Anyone who has seen an Avengers movie knows that superhero teams consist of members with complementary strengths and weaknesses. Likewise, our immune system consists of a constellation of cell types, each with their specialized function.
When facing a foe as dangerous as the human immunodeficiency virus (HIV), two immune cell types are known to be particularly susceptible—CD4+ T-cells and macrophages, and to a smaller degree, dendritic cells (DCs).
This has been the prevailing belief until a recent study by Florent Ginhoux, a Senior Principal Investigator at A*STAR’s Singapore Immunology Network (SIgN). Together with the team of Philippe Benaroch at the Curie Institute in Paris, Ginhoux discovered that a rare subset of DC precursors has unique properties that make them three or four times more readily infected by HIV than other DC populations.
In particular, the expression of a viral receptor called Siglec-1 on this population of DC precursors piqued the curiosity of Ginhoux’s team.
“When we discovered pre-dendritic cells (pre-DCs), we did not immediately think about HIV. But then we noticed that they showed a high expression of a molecule called Siglec-1. This triggered our interest because Siglec-1 is known to bind to HIV,” said Ginhoux.
To identify the role Siglec-1 plays in HIV infection, the researchers used an antibody to block the Siglec-1 receptor on pre-DCs. This prevented the pre-DCs from being infected by the HIV-1 virus to varying extents: 35% inhibition for CCR5-tropic strains, and 85% inhibition for CXCR4-tropic strains.
One option for stopping HIV infection would be to make pre-DCs resistant to viral fusion and replication. However, pre-DCs made resistant to viral fusion were still able to capture viral particles on their surface via Siglec-1, and transmit the virus to CD4+ T-cells in a replication-independent manner.

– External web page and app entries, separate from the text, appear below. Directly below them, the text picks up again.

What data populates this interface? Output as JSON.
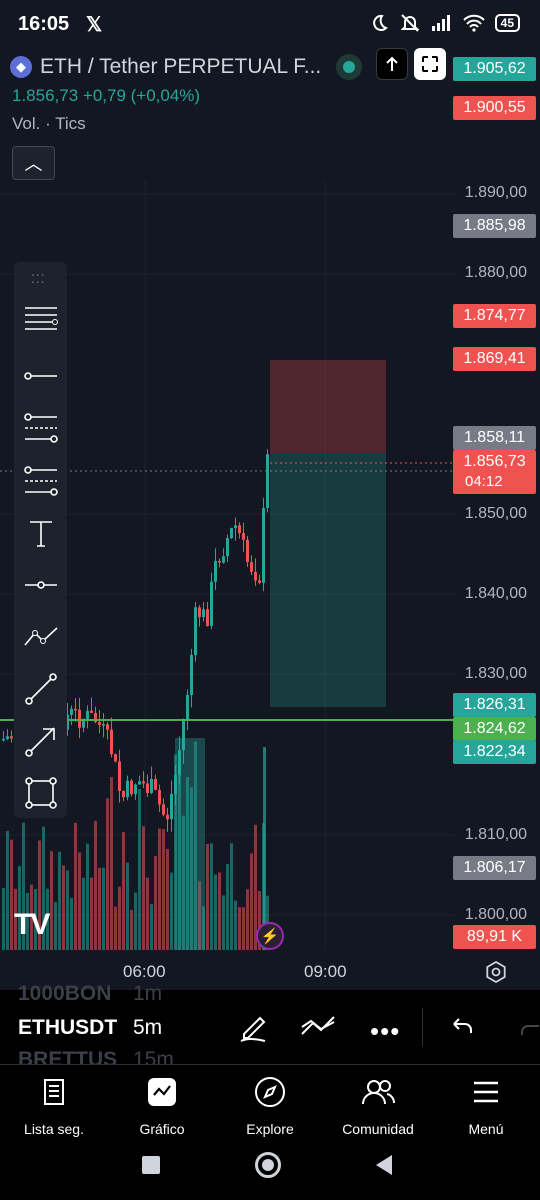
{
  "status_bar": {
    "time": "16:05",
    "x_logo": "𝕏",
    "battery": "45"
  },
  "header": {
    "symbol_title": "ETH / Tether PERPETUAL F...",
    "price_change": "1.856,73  +0,79 (+0,04%)",
    "volume_label": "Vol. · Tics",
    "collapse_glyph": "︿"
  },
  "price_axis": {
    "ticks": [
      "1.890,00",
      "1.880,00",
      "1.850,00",
      "1.840,00",
      "1.830,00",
      "1.810,00",
      "1.800,00"
    ],
    "labels": {
      "p1": "1.905,62",
      "p2": "1.900,55",
      "p3": "1.885,98",
      "p4": "1.874,77",
      "p5": "1.869,41",
      "p6": "1.858,11",
      "p7_price": "1.856,73",
      "p7_time": "04:12",
      "p8": "1.826,31",
      "p9": "1.824,62",
      "p10": "1.822,34",
      "p11": "1.806,17",
      "p12": "89,91 K"
    }
  },
  "time_axis": {
    "t1": "06:00",
    "t2": "09:00"
  },
  "watermark": "TV",
  "symbol_picker": {
    "prev_symbol": "1000BON",
    "prev_tf": "1m",
    "symbol": "ETHUSDT",
    "timeframe": "5m",
    "next_symbol": "BRETTUS",
    "next_tf": "15m"
  },
  "bottom_nav": {
    "watchlist": "Lista seg.",
    "chart": "Gráfico",
    "explore": "Explore",
    "community": "Comunidad",
    "menu": "Menú"
  },
  "colors": {
    "up": "#26a69a",
    "down": "#ef5350",
    "background": "#131722",
    "hline": "#4caf50"
  }
}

Nonetheless, Ginhoux thinks that the answer to stopping HIV infection and transmission is more complex than just blocking the Siglec-1 receptor—doing so would allow other infections to pass by undetected, sacrificing the immune system’s general antiviral response.

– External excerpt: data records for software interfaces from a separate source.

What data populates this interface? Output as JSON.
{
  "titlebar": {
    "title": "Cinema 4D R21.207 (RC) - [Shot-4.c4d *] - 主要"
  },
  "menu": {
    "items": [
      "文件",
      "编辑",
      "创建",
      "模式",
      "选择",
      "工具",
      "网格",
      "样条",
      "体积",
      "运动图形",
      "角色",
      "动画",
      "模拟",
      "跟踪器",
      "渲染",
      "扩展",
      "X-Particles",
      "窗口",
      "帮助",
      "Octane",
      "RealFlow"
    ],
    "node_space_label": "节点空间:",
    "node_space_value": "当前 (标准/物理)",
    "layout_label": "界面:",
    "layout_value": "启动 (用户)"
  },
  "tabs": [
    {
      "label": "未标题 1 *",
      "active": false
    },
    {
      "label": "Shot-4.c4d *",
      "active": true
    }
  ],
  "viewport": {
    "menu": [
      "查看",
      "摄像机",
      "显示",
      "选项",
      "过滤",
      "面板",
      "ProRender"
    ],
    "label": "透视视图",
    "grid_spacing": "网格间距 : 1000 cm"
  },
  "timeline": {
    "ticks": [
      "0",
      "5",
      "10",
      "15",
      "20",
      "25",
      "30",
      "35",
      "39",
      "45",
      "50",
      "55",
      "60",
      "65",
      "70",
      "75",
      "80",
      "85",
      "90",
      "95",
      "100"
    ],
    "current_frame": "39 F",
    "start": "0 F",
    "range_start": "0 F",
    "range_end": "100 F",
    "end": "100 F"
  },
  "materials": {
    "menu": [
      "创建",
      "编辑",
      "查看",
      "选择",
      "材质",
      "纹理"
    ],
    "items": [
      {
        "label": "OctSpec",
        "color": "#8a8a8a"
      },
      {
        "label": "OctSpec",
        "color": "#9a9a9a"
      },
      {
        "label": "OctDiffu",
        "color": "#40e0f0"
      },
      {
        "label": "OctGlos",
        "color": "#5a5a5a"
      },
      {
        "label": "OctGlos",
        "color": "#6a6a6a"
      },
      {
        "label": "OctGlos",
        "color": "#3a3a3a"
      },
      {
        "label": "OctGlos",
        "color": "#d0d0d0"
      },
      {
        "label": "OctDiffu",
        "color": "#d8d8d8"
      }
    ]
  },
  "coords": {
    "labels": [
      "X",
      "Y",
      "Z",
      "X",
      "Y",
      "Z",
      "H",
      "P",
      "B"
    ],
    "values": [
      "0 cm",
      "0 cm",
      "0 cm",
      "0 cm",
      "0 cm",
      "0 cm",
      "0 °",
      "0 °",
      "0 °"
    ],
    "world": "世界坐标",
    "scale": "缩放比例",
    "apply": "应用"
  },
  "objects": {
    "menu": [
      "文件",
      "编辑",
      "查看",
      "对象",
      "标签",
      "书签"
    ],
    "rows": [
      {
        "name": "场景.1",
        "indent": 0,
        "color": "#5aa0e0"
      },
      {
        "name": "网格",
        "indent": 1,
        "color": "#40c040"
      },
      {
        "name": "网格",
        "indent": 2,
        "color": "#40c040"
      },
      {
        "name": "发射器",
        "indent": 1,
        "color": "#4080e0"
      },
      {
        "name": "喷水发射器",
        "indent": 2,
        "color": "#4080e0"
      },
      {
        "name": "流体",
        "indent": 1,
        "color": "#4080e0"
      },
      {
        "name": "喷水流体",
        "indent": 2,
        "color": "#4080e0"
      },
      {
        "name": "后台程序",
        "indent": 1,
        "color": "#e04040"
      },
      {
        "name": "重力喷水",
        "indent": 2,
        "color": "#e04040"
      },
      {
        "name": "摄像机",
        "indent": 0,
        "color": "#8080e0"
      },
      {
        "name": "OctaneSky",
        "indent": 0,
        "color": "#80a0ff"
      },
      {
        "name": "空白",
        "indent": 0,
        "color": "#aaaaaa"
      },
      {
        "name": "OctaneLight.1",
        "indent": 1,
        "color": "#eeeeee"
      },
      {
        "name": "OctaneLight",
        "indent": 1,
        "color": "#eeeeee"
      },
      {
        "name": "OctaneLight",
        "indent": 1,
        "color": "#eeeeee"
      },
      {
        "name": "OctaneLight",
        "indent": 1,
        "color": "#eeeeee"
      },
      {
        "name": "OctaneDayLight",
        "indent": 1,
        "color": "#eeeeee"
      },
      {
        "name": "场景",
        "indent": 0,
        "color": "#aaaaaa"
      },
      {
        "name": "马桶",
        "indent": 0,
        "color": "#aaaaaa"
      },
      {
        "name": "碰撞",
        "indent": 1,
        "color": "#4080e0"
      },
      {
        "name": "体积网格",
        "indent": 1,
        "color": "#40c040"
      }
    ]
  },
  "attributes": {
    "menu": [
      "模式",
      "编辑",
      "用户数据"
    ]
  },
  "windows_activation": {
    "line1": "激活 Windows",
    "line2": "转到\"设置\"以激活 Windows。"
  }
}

Findings from this study have broader implications for other infectious diseases, which Ginhoux’s team is keen to explore in the future. “It would be interesting to look into whether pre-DCs play a similar role in the spread of viral diseases like dengue and chikungunya,” he said.

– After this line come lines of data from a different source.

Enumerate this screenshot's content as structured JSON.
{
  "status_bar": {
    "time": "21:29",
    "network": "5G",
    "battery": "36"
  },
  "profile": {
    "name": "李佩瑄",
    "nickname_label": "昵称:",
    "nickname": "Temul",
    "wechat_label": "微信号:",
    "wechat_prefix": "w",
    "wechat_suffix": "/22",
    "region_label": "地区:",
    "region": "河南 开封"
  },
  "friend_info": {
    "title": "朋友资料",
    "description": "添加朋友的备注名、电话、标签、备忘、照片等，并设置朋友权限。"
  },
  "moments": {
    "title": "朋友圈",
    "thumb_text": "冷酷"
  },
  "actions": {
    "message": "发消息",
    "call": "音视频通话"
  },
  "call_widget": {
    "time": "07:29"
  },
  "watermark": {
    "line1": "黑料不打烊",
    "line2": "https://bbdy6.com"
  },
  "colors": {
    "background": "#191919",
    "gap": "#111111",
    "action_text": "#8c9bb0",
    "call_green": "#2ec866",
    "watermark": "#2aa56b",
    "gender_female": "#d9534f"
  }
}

The A*STAR-affiliated researchers contributing to this research are from the Singapore Immunology Network (SIgN).